The final 20 minutes or so of this rather brief feature is mostly fighting, and it’s a lot of fun to witness this old style of DBZ combat. This is before Goku could even fly so the action is quick, but there’s none of that cheap “teleporting” combat that can be rather boring to watch. Garlic Jr.’s minions also have this neat ability to basically pull blades out of their anatomy. There’s some nice swordplay and dodging on display, as the action builds. By comparison though, the actual fight between Garlic Jr. and the duo of Piccolo and Goku is quite short. The ending is a bit odd, and it’s actually better explained later in the anime during the Garlic Jr. Saga (Garlic Jr. being the only movie enemy who got to make a jump into the main series as part of some of Toei’s continuity-busting filler), though the general way it unfolds is somewhat expected.

maxresdefault-28

In what is commonplace for DBZ, the once un-intimidating villain transforms into something more deadly. Of course, Frieza will eventually take this one step further by going from tame, to scary, and back to tame again.

Dead Zone is a perfectly solid way to kick-off the Dragon Ball Z movie franchise. The story almost fits in with the series, and it’s kind of like an alternate way to introduce the character of Gohan and bridge Dragon Ball and Dragon Ball Z. I like how it tries to kind of upend the status quo by having the villain very early in the picture actually make a wish for immortality. It’s one of those wishes that has been teased and will be teased numerous times in the show, but never feels like something that will actually be attained. Garlic Jr. is also fine as a villain, and it’s nice seeing Kami get a chance to do something since he’s mostly a background character in the anime. It’s guilty of relying a little too much on characters just popping in at the right time to help out, which will become overplayed eventually, but with characters capable of moving at the speed of sound it’s not as glaring an issue as it would be for other franchises. There’s also some nice, very Toriyama-like humor, with Gohan and the bad guys. It is impressive how well Toei is able to maintain the tone of the show without input from its author proving that the company does understand the material quite well. Goku is also less of a doofus and it’s kind of refreshing to see him actually get pretty angry when he finds Chi-Chi defeated and his son missing.

MV5BODUzYWFkYTQtOTk0OC00YWJjLWIxZjctMzRlNTU2N2Y3NGMwXkEyXkFqcGdeQXVyMzM4MjM0Nzg@._V1_

If you liked Garlic Jr., then I have good news for you! Unlike the other villains we’ll see in these films, he actually gets to appear in the anime series right after the Frieza arc and just before The Androids Saga.

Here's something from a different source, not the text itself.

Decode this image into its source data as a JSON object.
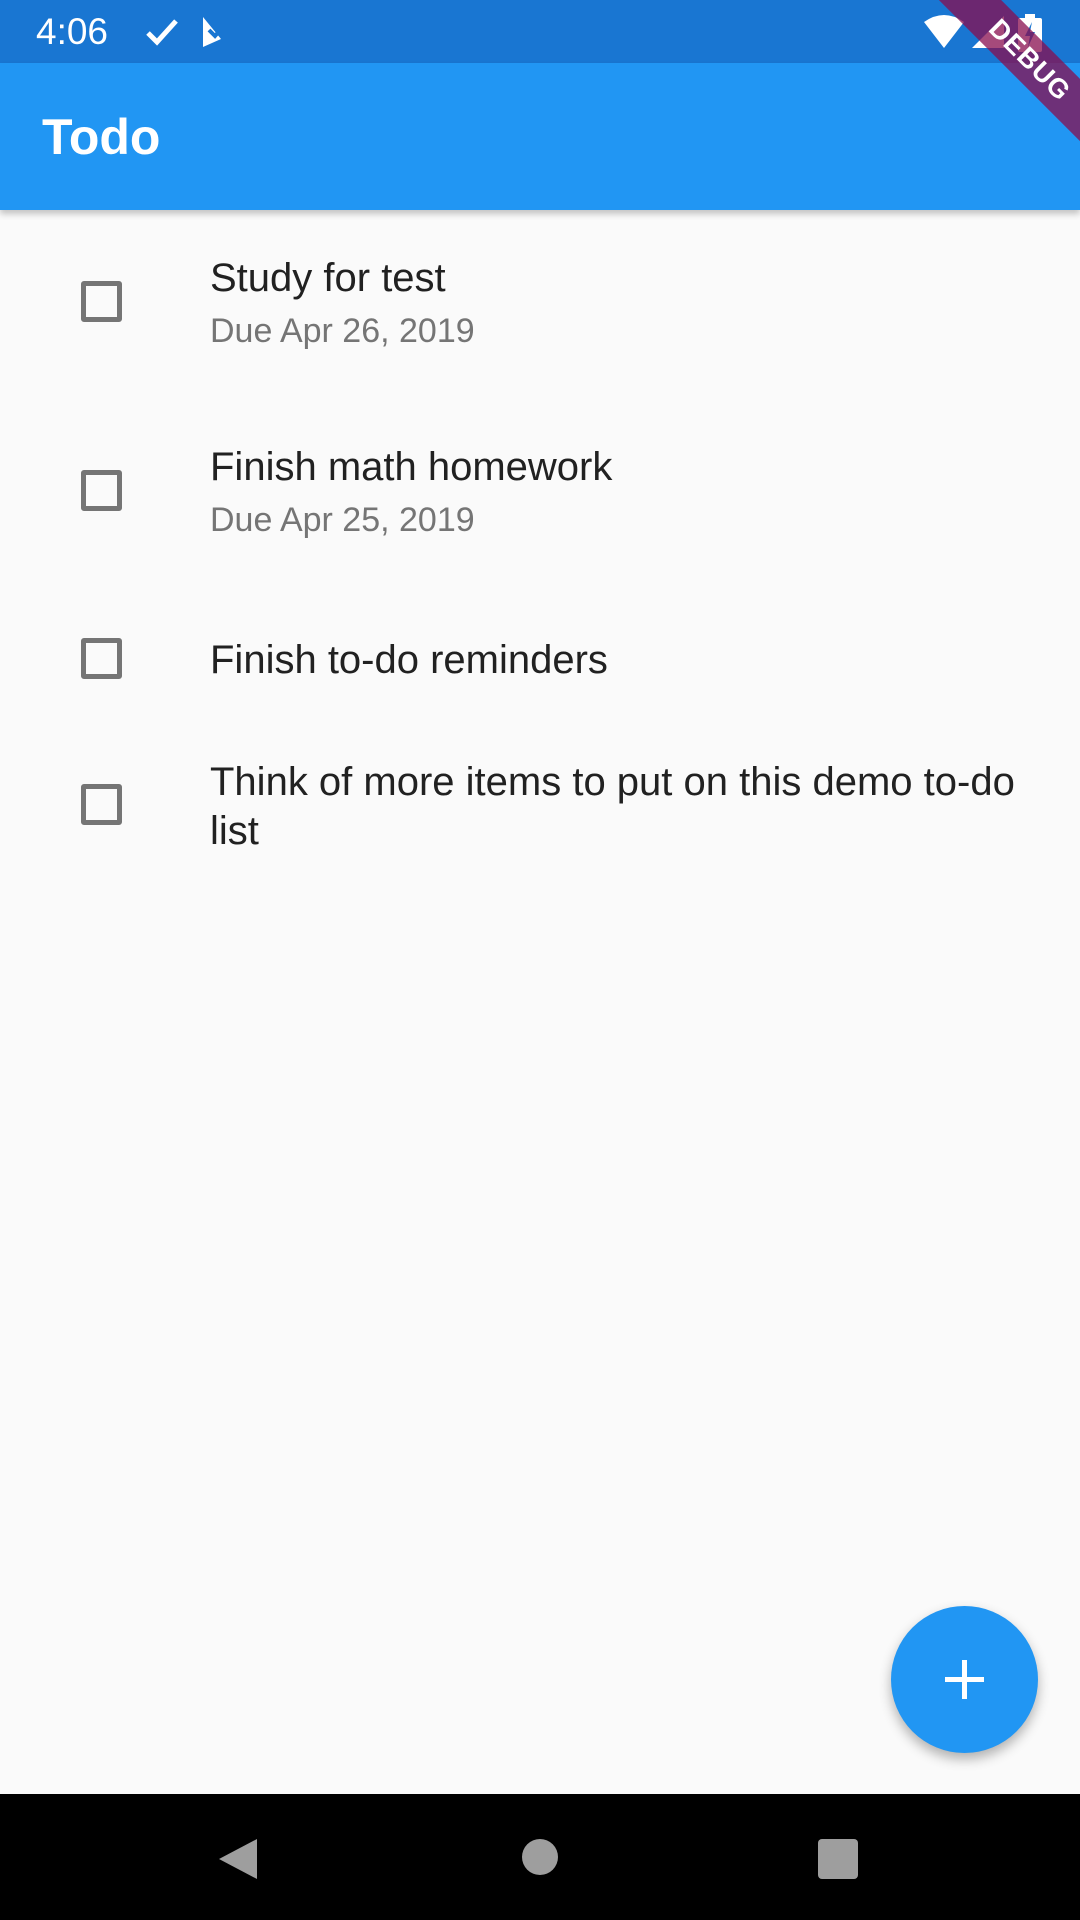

Overall, I enjoyed catching up with Dead Zone after not seeing it for many years. Having previously only seen the Ocean version, it was nice to see some scenes restored (like a funny urination joke) and hear that the dub works well. Dead Zone is available on Blu Ray as a two-pack with the second film, The World’s Strongest, or as part of a five-pack on DVD with movies 2-5. I watches this on the remastered DVD, and it definitely shows its age. The picture is grainy and there’s some film burns here and there as well. I find that aged look, as long as it’s done naturally, kind of charming so it doesn’t bother me. I never saw the HD transfer so that might be superior, but the five-pack can probably be had for 20 bucks or cheaper which is hard to beat. If you only ever saw it on Cartoon Network, it’s definitely worth a re-watch.